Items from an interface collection
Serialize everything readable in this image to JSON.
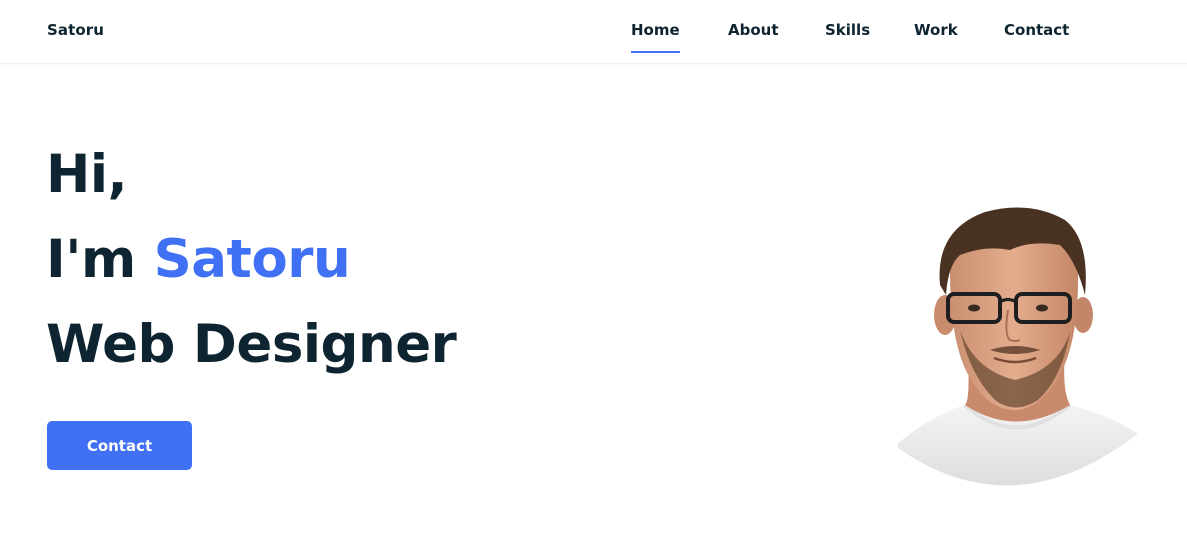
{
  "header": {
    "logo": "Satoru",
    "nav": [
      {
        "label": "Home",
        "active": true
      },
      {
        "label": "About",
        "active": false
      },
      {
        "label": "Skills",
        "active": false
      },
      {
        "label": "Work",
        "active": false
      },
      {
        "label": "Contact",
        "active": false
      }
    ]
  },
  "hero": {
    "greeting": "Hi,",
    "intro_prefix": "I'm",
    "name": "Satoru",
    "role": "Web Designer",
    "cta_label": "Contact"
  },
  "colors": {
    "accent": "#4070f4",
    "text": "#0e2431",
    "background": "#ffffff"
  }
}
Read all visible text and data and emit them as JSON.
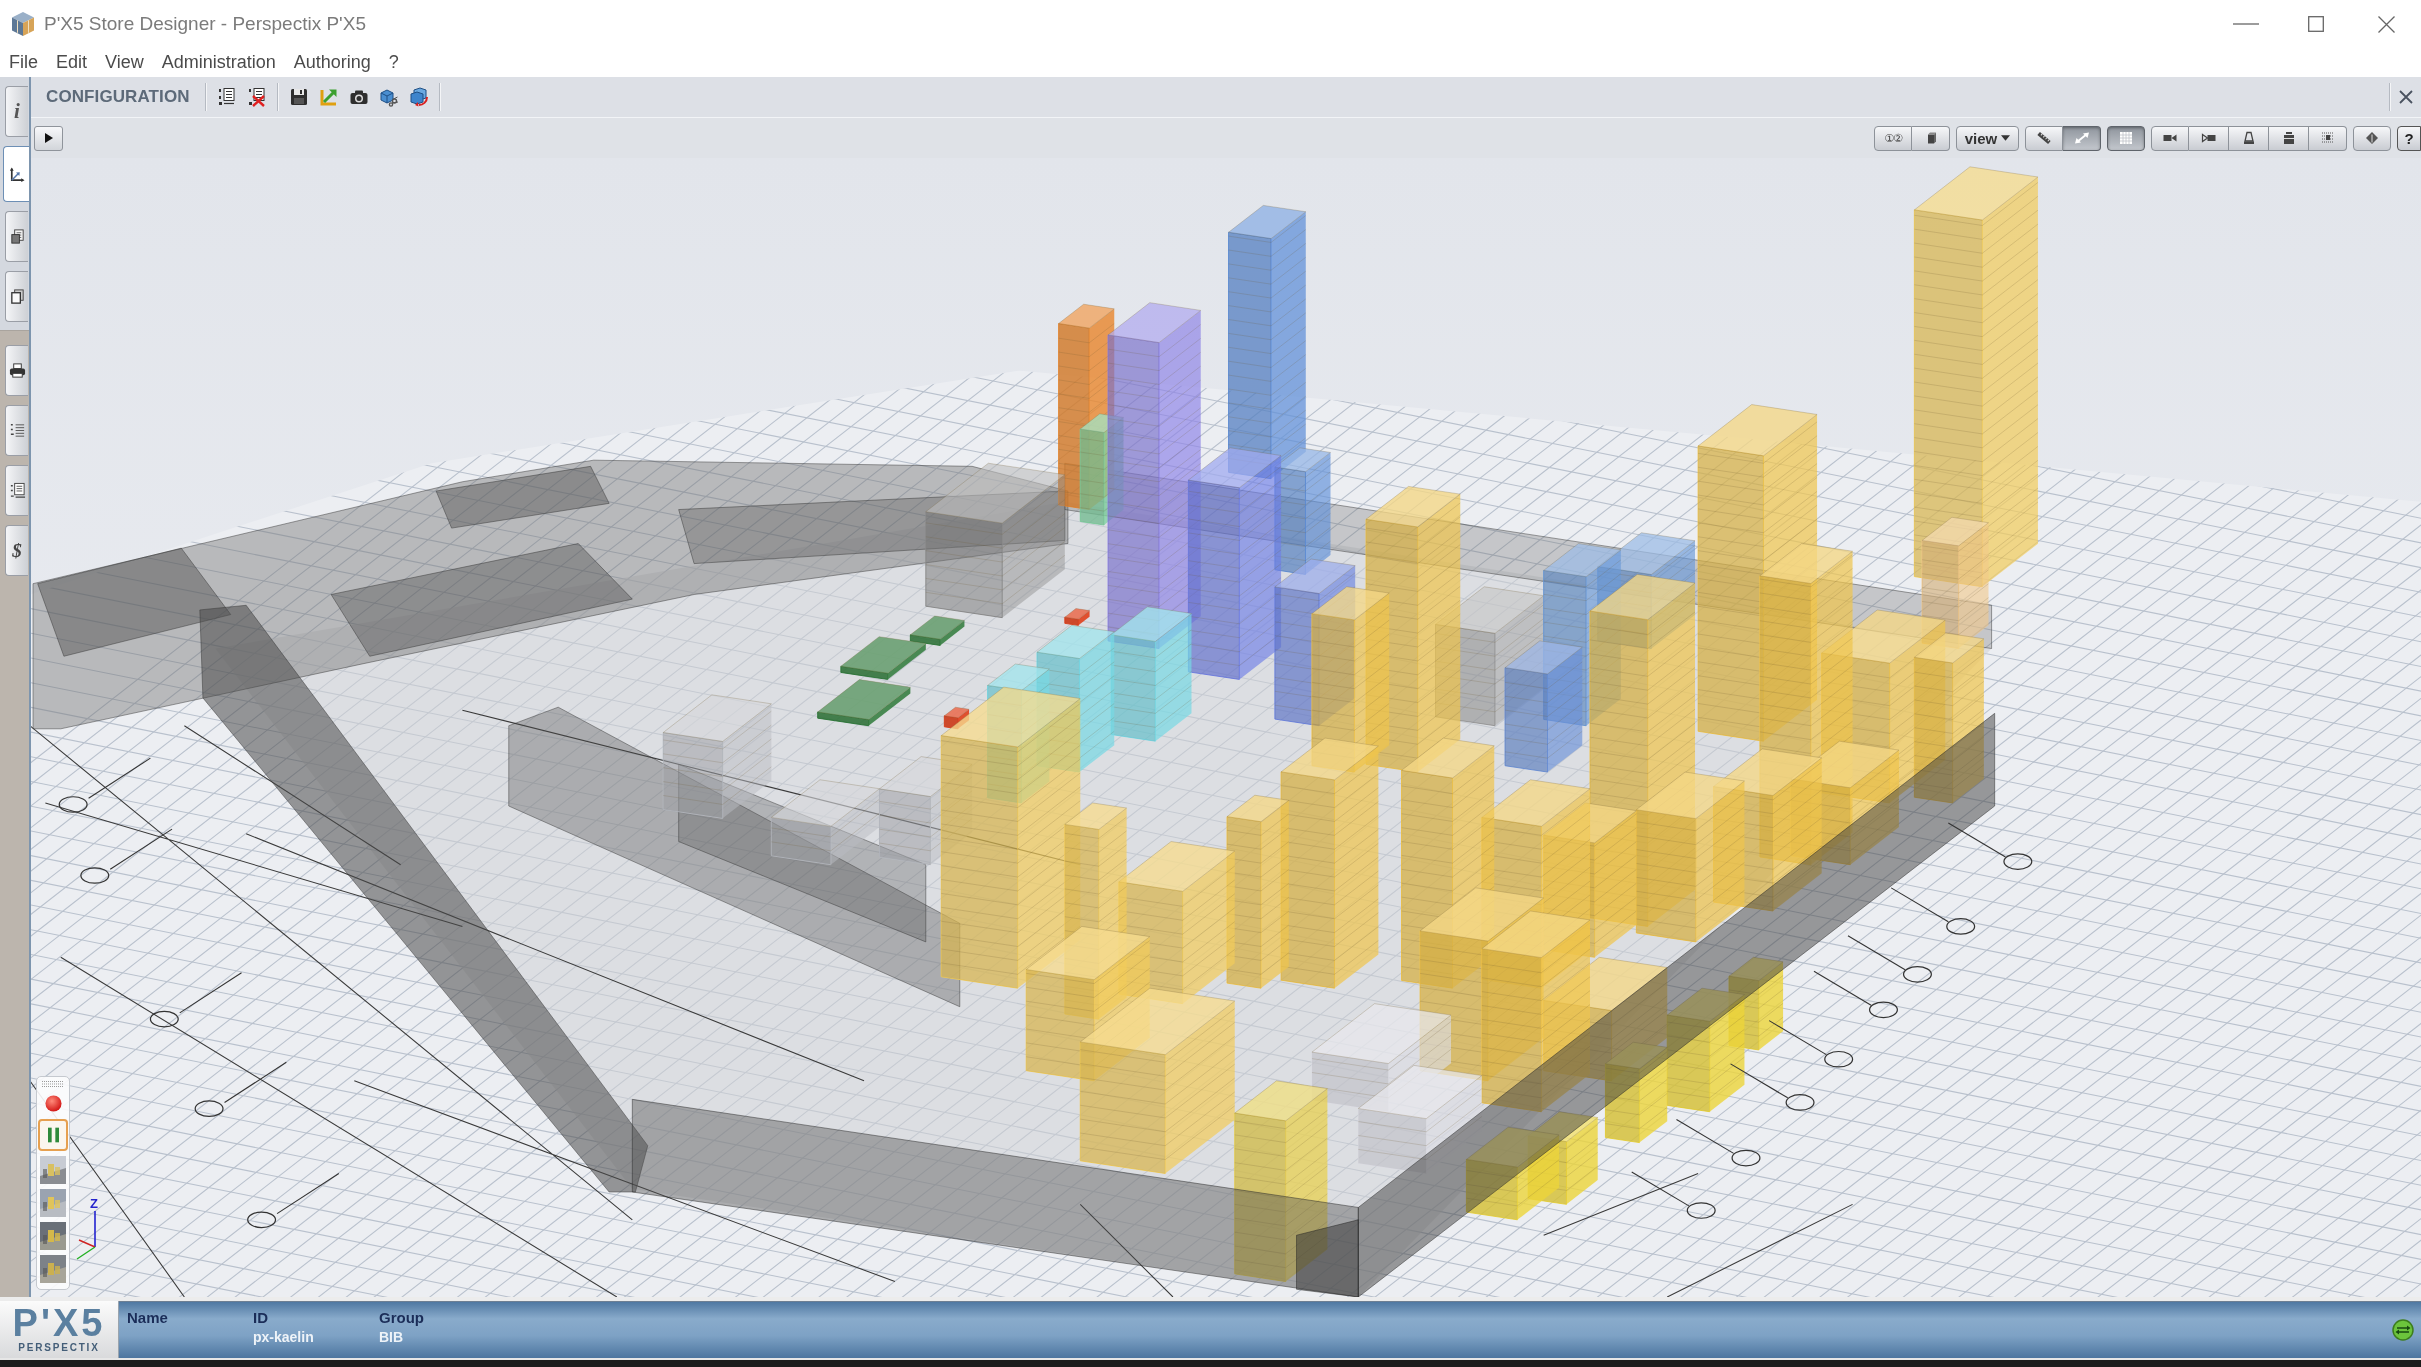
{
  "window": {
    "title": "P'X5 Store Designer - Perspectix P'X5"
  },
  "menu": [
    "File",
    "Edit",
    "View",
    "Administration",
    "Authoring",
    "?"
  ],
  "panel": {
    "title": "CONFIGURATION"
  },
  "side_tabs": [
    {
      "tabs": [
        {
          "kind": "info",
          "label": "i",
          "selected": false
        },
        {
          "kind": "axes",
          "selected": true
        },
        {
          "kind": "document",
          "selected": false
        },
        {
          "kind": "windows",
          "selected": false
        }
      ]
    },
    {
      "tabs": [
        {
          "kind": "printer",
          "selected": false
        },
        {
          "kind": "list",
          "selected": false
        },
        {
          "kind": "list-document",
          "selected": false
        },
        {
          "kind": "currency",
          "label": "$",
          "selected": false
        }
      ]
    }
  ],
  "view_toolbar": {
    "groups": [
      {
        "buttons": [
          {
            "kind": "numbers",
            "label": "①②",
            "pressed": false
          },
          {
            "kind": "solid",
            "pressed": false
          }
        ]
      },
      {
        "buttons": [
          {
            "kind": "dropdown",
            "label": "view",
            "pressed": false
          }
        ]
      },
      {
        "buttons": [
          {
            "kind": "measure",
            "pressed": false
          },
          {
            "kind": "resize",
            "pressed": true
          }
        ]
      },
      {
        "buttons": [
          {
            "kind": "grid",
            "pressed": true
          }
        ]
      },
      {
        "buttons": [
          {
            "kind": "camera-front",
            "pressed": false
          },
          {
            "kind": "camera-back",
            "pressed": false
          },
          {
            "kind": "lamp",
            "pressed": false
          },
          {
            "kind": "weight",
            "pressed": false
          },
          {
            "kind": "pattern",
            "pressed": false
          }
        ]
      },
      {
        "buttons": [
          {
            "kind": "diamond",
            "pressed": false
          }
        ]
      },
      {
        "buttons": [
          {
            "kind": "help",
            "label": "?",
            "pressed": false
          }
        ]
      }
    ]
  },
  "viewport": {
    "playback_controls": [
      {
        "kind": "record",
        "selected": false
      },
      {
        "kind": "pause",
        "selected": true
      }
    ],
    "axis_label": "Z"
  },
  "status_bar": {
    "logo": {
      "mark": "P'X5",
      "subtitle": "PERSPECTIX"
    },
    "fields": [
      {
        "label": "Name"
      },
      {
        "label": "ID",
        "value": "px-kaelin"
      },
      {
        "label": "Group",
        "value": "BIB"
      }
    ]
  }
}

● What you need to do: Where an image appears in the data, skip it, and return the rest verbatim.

● Expected answer:
Serialize everything readable in this image to JSON.
{
  "header": {
    "logo": "Satoru",
    "nav": [
      {
        "label": "Home",
        "active": true
      },
      {
        "label": "About",
        "active": false
      },
      {
        "label": "Skills",
        "active": false
      },
      {
        "label": "Work",
        "active": false
      },
      {
        "label": "Contact",
        "active": false
      }
    ]
  },
  "hero": {
    "greeting": "Hi,",
    "intro_prefix": "I'm",
    "name": "Satoru",
    "role": "Web Designer",
    "cta_label": "Contact"
  },
  "colors": {
    "accent": "#4070f4",
    "text": "#0e2431",
    "background": "#ffffff"
  }
}
Read all visible text and data and emit them as JSON.
{
  "window": {
    "title": "P'X5 Store Designer - Perspectix P'X5"
  },
  "menu": [
    "File",
    "Edit",
    "View",
    "Administration",
    "Authoring",
    "?"
  ],
  "panel": {
    "title": "CONFIGURATION"
  },
  "side_tabs": [
    {
      "tabs": [
        {
          "kind": "info",
          "label": "i",
          "selected": false
        },
        {
          "kind": "axes",
          "selected": true
        },
        {
          "kind": "document",
          "selected": false
        },
        {
          "kind": "windows",
          "selected": false
        }
      ]
    },
    {
      "tabs": [
        {
          "kind": "printer",
          "selected": false
        },
        {
          "kind": "list",
          "selected": false
        },
        {
          "kind": "list-document",
          "selected": false
        },
        {
          "kind": "currency",
          "label": "$",
          "selected": false
        }
      ]
    }
  ],
  "view_toolbar": {
    "groups": [
      {
        "buttons": [
          {
            "kind": "numbers",
            "label": "①②",
            "pressed": false
          },
          {
            "kind": "solid",
            "pressed": false
          }
        ]
      },
      {
        "buttons": [
          {
            "kind": "dropdown",
            "label": "view",
            "pressed": false
          }
        ]
      },
      {
        "buttons": [
          {
            "kind": "measure",
            "pressed": false
          },
          {
            "kind": "resize",
            "pressed": true
          }
        ]
      },
      {
        "buttons": [
          {
            "kind": "grid",
            "pressed": true
          }
        ]
      },
      {
        "buttons": [
          {
            "kind": "camera-front",
            "pressed": false
          },
          {
            "kind": "camera-back",
            "pressed": false
          },
          {
            "kind": "lamp",
            "pressed": false
          },
          {
            "kind": "weight",
            "pressed": false
          },
          {
            "kind": "pattern",
            "pressed": false
          }
        ]
      },
      {
        "buttons": [
          {
            "kind": "diamond",
            "pressed": false
          }
        ]
      },
      {
        "buttons": [
          {
            "kind": "help",
            "label": "?",
            "pressed": false
          }
        ]
      }
    ]
  },
  "viewport": {
    "playback_controls": [
      {
        "kind": "record",
        "selected": false
      },
      {
        "kind": "pause",
        "selected": true
      }
    ],
    "axis_label": "Z"
  },
  "status_bar": {
    "logo": {
      "mark": "P'X5",
      "subtitle": "PERSPECTIX"
    },
    "fields": [
      {
        "label": "Name"
      },
      {
        "label": "ID",
        "value": "px-kaelin"
      },
      {
        "label": "Group",
        "value": "BIB"
      }
    ]
  }
}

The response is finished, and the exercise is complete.